We headed up I-15 early so try an beat the heat. It’s hard to find hikes to do in St George when the summer heat comes on, unless you are just willing to bear it. I wanted to find something that would be cool, beautiful, and that my hiking companions would enjoy. However, I wasn’t able to find much information on this hike, so I really felt as though I was flying blind and didn’t have a clue what we would find when we got there. After arriving at the trailhead I thought, “Well, this is nice…” I wasn’t overly impressed (my expectations raise a few points when I take people for a hike and I get nervous about them enjoying themselves) – but I reminded myself this was just the trailhead. We jumped out of the truck and looked around. The first pleasant surprise was that it was so much cooler than St George! We were also happy to find the creek running nicely right next to where we had parked. The mountain walls on either side of us were some kind of conglomerate rock mix up with sandstone and you could see ‘wave’ type formations in them where presumably those layers had been pushed up during some type of tectonic plate movement. That I found to by quite fascinating.
We moved on up the trail and enjoyed following along the creek for a little ways. The beginning of the trail is an old ATV trail that the US Department of National Interior is trying to eliminate. We followed it for probably the first mile before the trail turns into single track. Eventually the trail pulled away up to the right from the creek, but we could still hear it running softly nearby. The transition in scenery and plant life as we progressed on the hike was kind of astounding to me. Again, and not to sound ungrateful for my surroundings, the initial impression of the trail was a few juniper trees, sage brush, and a wide open canyon that seemed kind of uninteresting. Well, my interest quickly peaked, and I’m so glad I kept moving forward!
About the time the trail turned from ATV to single track the plants started to get closer on the trail, and we moved around a little hill that was obstructing our views and all of the sudden we got a glimpse of the place before us that we were heading to. Off in the distance we would see high red sandstone cliffs jutting into the sky. The foliage around us was starting to change to resemble that of the Kanarra Falls hike mixed with the Kolob Arch hike. Just then we crossed over the creek again and found that we were rapidly approaching the slot canyon I had read about.
By the time we reached the mouth of the slot were again enjoying the close companionship of the stream. However, the stream that had so meticulously cut this chasm in the earth was soon overshadowed by the amazement we felt for the work it had done! You’ve seen the pictures of the wavey sandstone in Antelope Canyon…well the wall at the mouth of this canyon were very much like that. The formations were spectacular and the plants in the canyon were just green and lush. This trail just kept getting better and better. We pushed on, accompanied by the stream for another 3/4 miles and then it suddenly disappeared. The trail had taken us up and around a rise and when we came back down to meet the creek it was gone (on the trip back we investigated and found that the stream was fed by several underground springs).
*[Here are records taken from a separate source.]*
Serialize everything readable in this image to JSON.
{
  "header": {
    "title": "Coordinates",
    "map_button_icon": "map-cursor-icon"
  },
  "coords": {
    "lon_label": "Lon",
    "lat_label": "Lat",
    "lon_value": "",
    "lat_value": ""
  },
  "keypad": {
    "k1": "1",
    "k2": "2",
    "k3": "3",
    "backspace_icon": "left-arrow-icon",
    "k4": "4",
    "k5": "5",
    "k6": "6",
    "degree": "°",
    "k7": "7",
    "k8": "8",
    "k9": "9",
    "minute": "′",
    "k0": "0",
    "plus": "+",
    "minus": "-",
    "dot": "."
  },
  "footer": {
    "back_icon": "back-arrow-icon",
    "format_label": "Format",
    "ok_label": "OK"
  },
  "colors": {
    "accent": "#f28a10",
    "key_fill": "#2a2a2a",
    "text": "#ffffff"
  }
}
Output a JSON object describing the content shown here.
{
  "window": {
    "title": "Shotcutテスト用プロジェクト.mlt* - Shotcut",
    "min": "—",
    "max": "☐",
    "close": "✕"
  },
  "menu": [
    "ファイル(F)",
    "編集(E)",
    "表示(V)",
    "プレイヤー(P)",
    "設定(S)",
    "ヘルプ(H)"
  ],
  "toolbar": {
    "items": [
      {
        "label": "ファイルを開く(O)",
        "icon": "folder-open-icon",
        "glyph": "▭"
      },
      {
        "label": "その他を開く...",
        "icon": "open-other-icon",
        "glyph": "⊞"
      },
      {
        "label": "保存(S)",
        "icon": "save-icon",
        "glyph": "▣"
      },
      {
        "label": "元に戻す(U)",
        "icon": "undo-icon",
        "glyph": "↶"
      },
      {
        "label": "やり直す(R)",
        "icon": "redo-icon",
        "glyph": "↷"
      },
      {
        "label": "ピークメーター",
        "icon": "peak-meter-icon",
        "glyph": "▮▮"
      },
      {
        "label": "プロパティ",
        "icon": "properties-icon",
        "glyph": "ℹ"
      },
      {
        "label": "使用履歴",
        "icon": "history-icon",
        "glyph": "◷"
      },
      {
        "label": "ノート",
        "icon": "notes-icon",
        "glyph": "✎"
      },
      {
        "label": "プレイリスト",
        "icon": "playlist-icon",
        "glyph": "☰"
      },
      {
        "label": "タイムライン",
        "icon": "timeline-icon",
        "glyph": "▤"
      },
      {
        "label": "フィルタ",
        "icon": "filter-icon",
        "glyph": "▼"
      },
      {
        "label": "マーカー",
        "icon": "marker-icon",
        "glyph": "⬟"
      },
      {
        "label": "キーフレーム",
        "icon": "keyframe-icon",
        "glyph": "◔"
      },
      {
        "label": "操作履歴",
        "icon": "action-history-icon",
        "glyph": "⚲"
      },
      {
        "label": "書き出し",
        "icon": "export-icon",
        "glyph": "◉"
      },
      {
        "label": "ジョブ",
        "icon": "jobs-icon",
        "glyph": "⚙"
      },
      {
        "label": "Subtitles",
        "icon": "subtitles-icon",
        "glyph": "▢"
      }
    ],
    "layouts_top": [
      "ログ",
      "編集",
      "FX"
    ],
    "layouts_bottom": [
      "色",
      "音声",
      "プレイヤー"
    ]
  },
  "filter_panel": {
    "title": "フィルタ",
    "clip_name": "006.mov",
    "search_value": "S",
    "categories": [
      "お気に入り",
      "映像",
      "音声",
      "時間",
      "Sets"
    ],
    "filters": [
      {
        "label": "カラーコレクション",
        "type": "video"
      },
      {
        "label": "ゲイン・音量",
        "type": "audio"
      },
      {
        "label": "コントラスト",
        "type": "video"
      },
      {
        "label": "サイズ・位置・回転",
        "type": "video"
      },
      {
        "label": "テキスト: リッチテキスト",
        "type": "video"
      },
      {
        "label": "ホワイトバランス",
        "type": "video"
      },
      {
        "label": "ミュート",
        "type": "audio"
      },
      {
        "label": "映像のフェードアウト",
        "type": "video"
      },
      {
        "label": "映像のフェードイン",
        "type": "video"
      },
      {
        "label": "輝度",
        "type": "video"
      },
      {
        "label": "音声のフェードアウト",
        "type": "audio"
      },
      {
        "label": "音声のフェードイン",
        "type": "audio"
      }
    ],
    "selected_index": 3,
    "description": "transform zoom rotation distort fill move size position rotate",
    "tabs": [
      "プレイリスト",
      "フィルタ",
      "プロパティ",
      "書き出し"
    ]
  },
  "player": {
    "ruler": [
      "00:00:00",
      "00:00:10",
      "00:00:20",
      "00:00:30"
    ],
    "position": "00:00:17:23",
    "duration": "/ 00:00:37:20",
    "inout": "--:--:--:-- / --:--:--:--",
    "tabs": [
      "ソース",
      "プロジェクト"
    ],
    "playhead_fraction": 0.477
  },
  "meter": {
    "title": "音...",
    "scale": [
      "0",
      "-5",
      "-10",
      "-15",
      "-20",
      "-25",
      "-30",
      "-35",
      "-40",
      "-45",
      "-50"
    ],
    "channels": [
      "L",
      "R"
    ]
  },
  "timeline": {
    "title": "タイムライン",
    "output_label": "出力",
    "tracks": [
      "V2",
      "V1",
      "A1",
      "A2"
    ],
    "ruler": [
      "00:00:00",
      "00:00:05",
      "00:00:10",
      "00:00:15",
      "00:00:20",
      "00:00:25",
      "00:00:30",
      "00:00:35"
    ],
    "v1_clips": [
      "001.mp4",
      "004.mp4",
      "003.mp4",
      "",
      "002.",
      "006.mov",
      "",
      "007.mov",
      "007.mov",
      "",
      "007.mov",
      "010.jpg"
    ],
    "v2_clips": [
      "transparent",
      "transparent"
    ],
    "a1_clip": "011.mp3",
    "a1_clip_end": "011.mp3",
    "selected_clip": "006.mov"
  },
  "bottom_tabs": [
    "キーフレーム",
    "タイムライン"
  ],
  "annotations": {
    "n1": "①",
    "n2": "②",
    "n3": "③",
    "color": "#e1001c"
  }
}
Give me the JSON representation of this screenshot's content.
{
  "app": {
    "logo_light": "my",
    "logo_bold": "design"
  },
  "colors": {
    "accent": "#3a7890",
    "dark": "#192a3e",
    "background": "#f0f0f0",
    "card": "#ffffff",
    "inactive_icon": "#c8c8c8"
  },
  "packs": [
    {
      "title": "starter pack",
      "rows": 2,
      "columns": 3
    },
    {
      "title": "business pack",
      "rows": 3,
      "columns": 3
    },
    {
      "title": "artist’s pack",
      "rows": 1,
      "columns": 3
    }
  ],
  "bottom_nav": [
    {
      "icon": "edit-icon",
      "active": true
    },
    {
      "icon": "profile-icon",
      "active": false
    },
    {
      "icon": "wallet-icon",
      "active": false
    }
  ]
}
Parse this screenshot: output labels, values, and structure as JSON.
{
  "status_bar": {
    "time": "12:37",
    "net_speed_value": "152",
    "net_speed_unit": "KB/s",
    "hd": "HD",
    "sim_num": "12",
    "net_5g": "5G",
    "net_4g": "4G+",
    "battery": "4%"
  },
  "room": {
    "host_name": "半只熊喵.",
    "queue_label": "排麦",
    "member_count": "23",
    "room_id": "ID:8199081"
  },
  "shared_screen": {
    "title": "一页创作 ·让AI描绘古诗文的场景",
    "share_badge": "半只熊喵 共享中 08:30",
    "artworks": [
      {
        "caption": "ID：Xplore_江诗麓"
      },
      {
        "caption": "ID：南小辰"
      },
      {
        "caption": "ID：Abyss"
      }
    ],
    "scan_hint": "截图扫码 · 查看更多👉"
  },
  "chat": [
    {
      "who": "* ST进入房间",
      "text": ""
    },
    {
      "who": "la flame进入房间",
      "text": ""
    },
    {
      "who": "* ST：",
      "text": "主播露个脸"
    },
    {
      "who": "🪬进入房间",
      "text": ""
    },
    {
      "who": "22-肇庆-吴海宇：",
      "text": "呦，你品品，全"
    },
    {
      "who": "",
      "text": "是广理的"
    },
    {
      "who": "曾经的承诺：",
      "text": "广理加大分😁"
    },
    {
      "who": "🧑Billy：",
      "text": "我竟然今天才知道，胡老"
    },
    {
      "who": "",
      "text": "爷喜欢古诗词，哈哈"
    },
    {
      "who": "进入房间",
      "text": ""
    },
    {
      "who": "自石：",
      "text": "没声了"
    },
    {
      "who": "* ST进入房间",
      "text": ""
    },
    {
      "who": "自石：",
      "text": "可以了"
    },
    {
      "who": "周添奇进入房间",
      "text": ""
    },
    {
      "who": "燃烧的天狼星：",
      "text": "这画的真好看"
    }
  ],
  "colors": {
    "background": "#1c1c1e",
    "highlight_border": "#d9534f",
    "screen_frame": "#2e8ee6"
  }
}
We walked up the dry creek bed for another 1/2 mile until the going got much steeper and more rough and decided to turn back. As we sat enjoying a little snack before heading back we all felt the same as we talked about the hike – we were glad we kept moving forward and didn’t let our initial impression of the trail thwart our journey. It actually turned out to be a great hike with spectacular views! My philosophy proved trued again on this hike…the real beauties of this earth are reserved for those who are willing to go out and find them!
Until next time…your next adventure is right out your door!